Interface dataset entries
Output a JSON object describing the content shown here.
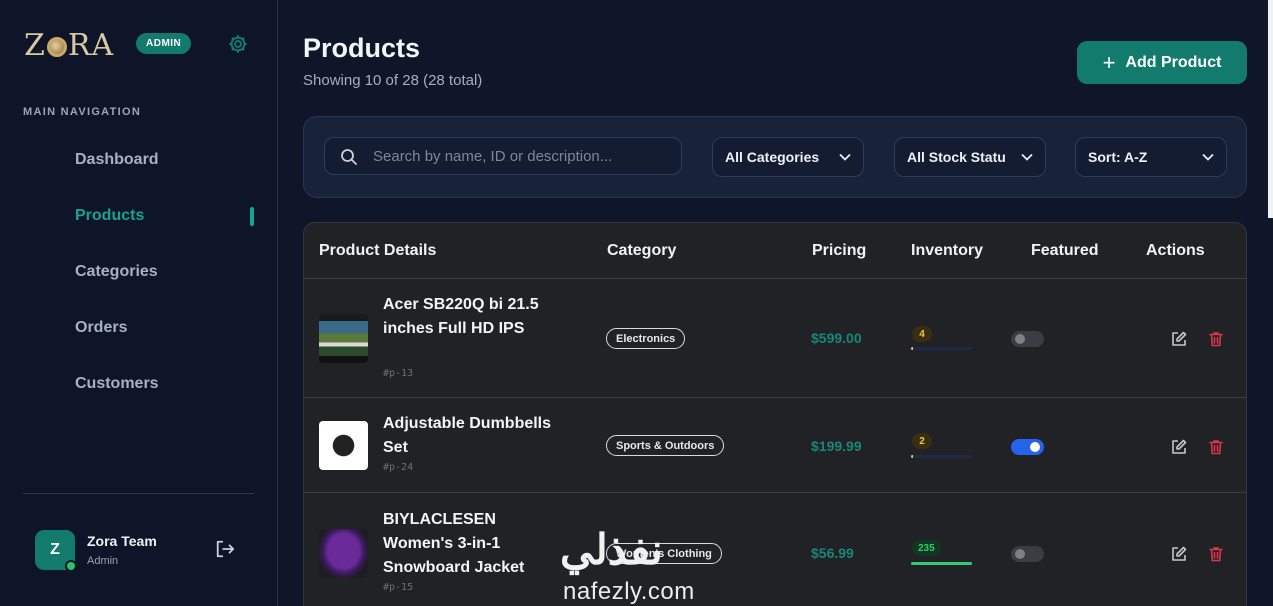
{
  "sidebar": {
    "logo": {
      "text_left": "Z",
      "text_right": "RA"
    },
    "badge": "ADMIN",
    "nav_heading": "MAIN NAVIGATION",
    "items": [
      {
        "label": "Dashboard",
        "active": false
      },
      {
        "label": "Products",
        "active": true
      },
      {
        "label": "Categories",
        "active": false
      },
      {
        "label": "Orders",
        "active": false
      },
      {
        "label": "Customers",
        "active": false
      }
    ],
    "user": {
      "initial": "Z",
      "name": "Zora Team",
      "role": "Admin",
      "status": "online"
    }
  },
  "header": {
    "title": "Products",
    "subtitle": "Showing 10 of 28 (28 total)",
    "add_button": "Add Product"
  },
  "filters": {
    "search_placeholder": "Search by name, ID or description...",
    "category": "All Categories",
    "stock": "All Stock Statu",
    "sort": "Sort: A-Z"
  },
  "table": {
    "columns": [
      "Product Details",
      "Category",
      "Pricing",
      "Inventory",
      "Featured",
      "Actions"
    ],
    "rows": [
      {
        "name": "Acer SB220Q bi 21.5 inches Full HD IPS",
        "id": "#p-13",
        "category": "Electronics",
        "price": "$599.00",
        "stock": "4",
        "stock_level": 0.02,
        "stock_state": "low",
        "featured": false,
        "thumb": "monitor-image"
      },
      {
        "name": "Adjustable Dumbbells Set",
        "id": "#p-24",
        "category": "Sports & Outdoors",
        "price": "$199.99",
        "stock": "2",
        "stock_level": 0.01,
        "stock_state": "low",
        "featured": true,
        "thumb": "dumbbells-image"
      },
      {
        "name": "BIYLACLESEN Women's 3-in-1 Snowboard Jacket",
        "id": "#p-15",
        "category": "Women's Clothing",
        "price": "$56.99",
        "stock": "235",
        "stock_level": 1.0,
        "stock_state": "good",
        "featured": false,
        "thumb": "jacket-image"
      }
    ]
  },
  "watermark": {
    "arabic": "نفذلي",
    "latin": "nafezly.com"
  },
  "colors": {
    "accent": "#137a6e",
    "accent_text": "#16a394",
    "toggle_on": "#2563eb",
    "delete": "#dc3545",
    "stock_low": "#f5c542",
    "stock_good": "#2ecc71"
  }
}
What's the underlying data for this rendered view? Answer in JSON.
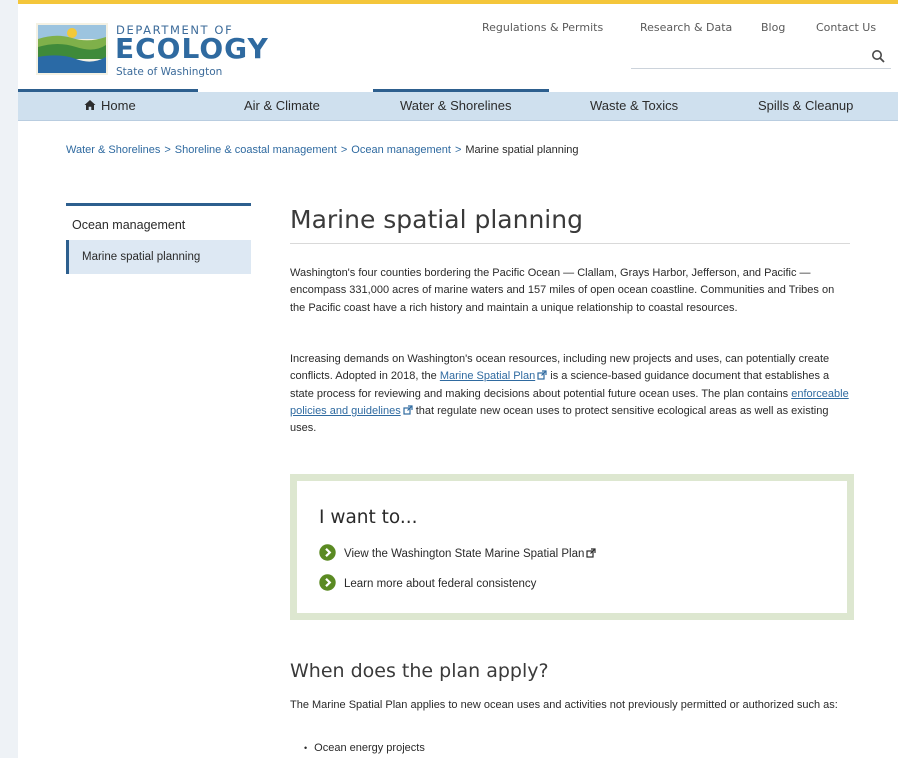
{
  "header": {
    "logo": {
      "line1": "DEPARTMENT OF",
      "line2": "ECOLOGY",
      "line3": "State of Washington"
    },
    "utility_links": [
      "Regulations & Permits",
      "Research & Data",
      "Blog",
      "Contact Us"
    ],
    "search_placeholder": ""
  },
  "nav": {
    "items": [
      "Home",
      "Air & Climate",
      "Water & Shorelines",
      "Waste & Toxics",
      "Spills & Cleanup"
    ],
    "active": "Water & Shorelines"
  },
  "breadcrumb": {
    "links": [
      "Water & Shorelines",
      "Shoreline & coastal management",
      "Ocean management"
    ],
    "current": "Marine spatial planning"
  },
  "sidebar": {
    "parent": "Ocean management",
    "current": "Marine spatial planning"
  },
  "main": {
    "title": "Marine spatial planning",
    "p1": "Washington's four counties bordering the Pacific Ocean — Clallam, Grays Harbor, Jefferson, and Pacific — encompass 331,000 acres of marine waters and 157 miles of open ocean coastline. Communities and Tribes on the Pacific coast have a rich history and maintain a unique relationship to coastal resources.",
    "p2_a": "Increasing demands on Washington's ocean resources, including new projects and uses, can potentially create conflicts. Adopted in 2018, the ",
    "p2_link1": "Marine Spatial Plan",
    "p2_b": " is a science-based guidance document that establishes a state process for reviewing and making decisions about potential future ocean uses. The plan contains ",
    "p2_link2": "enforceable policies and guidelines",
    "p2_c": " that regulate new ocean uses to protect sensitive ecological areas as well as existing uses.",
    "want": {
      "title": "I want to...",
      "links": [
        "View the Washington State Marine Spatial Plan",
        "Learn more about federal consistency"
      ]
    },
    "h2": "When does the plan apply?",
    "p3": "The Marine Spatial Plan applies to new ocean uses and activities not previously permitted or authorized such as:",
    "bullets": [
      "Ocean energy projects"
    ]
  },
  "colors": {
    "accent": "#2d5f8e",
    "nav_bg": "#cfe0ee",
    "link": "#2f6aa0",
    "box_border": "#dde7d0",
    "icon_green": "#5a8a22",
    "top_bar": "#f4c63a"
  },
  "icons": {
    "search": "search-icon",
    "home": "home-icon",
    "external": "external-link-icon",
    "arrow": "arrow-circle-icon"
  }
}
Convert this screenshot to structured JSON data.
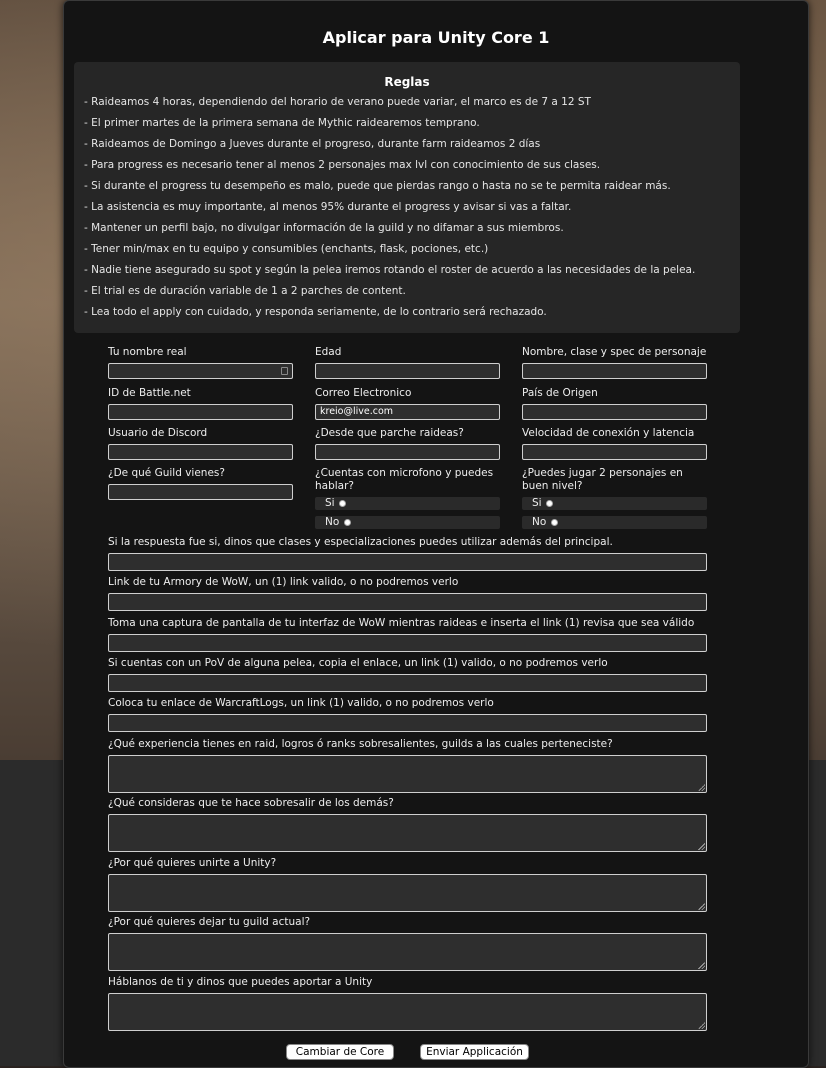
{
  "title": "Aplicar para Unity Core 1",
  "rules": {
    "heading": "Reglas",
    "items": [
      "- Raideamos 4 horas, dependiendo del horario de verano puede variar, el marco es de 7 a 12 ST",
      "- El primer martes de la primera semana de Mythic raidearemos temprano.",
      "- Raideamos de Domingo a Jueves durante el progreso, durante farm raideamos 2 días",
      "- Para progress es necesario tener al menos 2 personajes max lvl con conocimiento de sus clases.",
      "- Si durante el progress tu desempeño es malo, puede que pierdas rango o hasta no se te permita raidear más.",
      "- La asistencia es muy importante, al menos 95% durante el progress y avisar si vas a faltar.",
      "- Mantener un perfil bajo, no divulgar información de la guild y no difamar a sus miembros.",
      "- Tener min/max en tu equipo y consumibles (enchants, flask, pociones, etc.)",
      "- Nadie tiene asegurado su spot y según la pelea iremos rotando el roster de acuerdo a las necesidades de la pelea.",
      "- El trial es de duración variable de 1 a 2 parches de content.",
      "- Lea todo el apply con cuidado, y responda seriamente, de lo contrario será rechazado."
    ]
  },
  "fields": {
    "real_name": "Tu nombre real",
    "age": "Edad",
    "character": "Nombre, clase y spec de personaje",
    "battlenet": "ID de Battle.net",
    "email": "Correo Electronico",
    "email_value": "kreio@live.com",
    "country": "País de Origen",
    "discord": "Usuario de Discord",
    "since_patch": "¿Desde que parche raideas?",
    "connection": "Velocidad de conexión y latencia",
    "prev_guild": "¿De qué Guild vienes?",
    "microphone": "¿Cuentas con microfono y puedes hablar?",
    "two_chars": "¿Puedes jugar 2 personajes en buen nivel?",
    "yes": "Si",
    "no": "No",
    "if_yes": "Si la respuesta fue si, dinos que clases y especializaciones puedes utilizar además del principal.",
    "armory": "Link de tu Armory de WoW, un (1) link valido, o no podremos verlo",
    "screenshot": "Toma una captura de pantalla de tu interfaz de WoW mientras raideas e inserta el link (1) revisa que sea válido",
    "pov": "Si cuentas con un PoV de alguna pelea, copia el enlace, un link (1) valido, o no podremos verlo",
    "warcraftlogs": "Coloca tu enlace de WarcraftLogs, un link (1) valido, o no podremos verlo",
    "experience": "¿Qué experiencia tienes en raid, logros ó ranks sobresalientes, guilds a las cuales perteneciste?",
    "stand_out": "¿Qué consideras que te hace sobresalir de los demás?",
    "why_join": "¿Por qué quieres unirte a Unity?",
    "why_leave": "¿Por qué quieres dejar tu guild actual?",
    "about_you": "Háblanos de ti y dinos que puedes aportar a Unity"
  },
  "buttons": {
    "change_core": "Cambiar de Core",
    "submit": "Enviar Applicación"
  }
}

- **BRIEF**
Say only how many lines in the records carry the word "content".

- **RESPONSE AREA**
2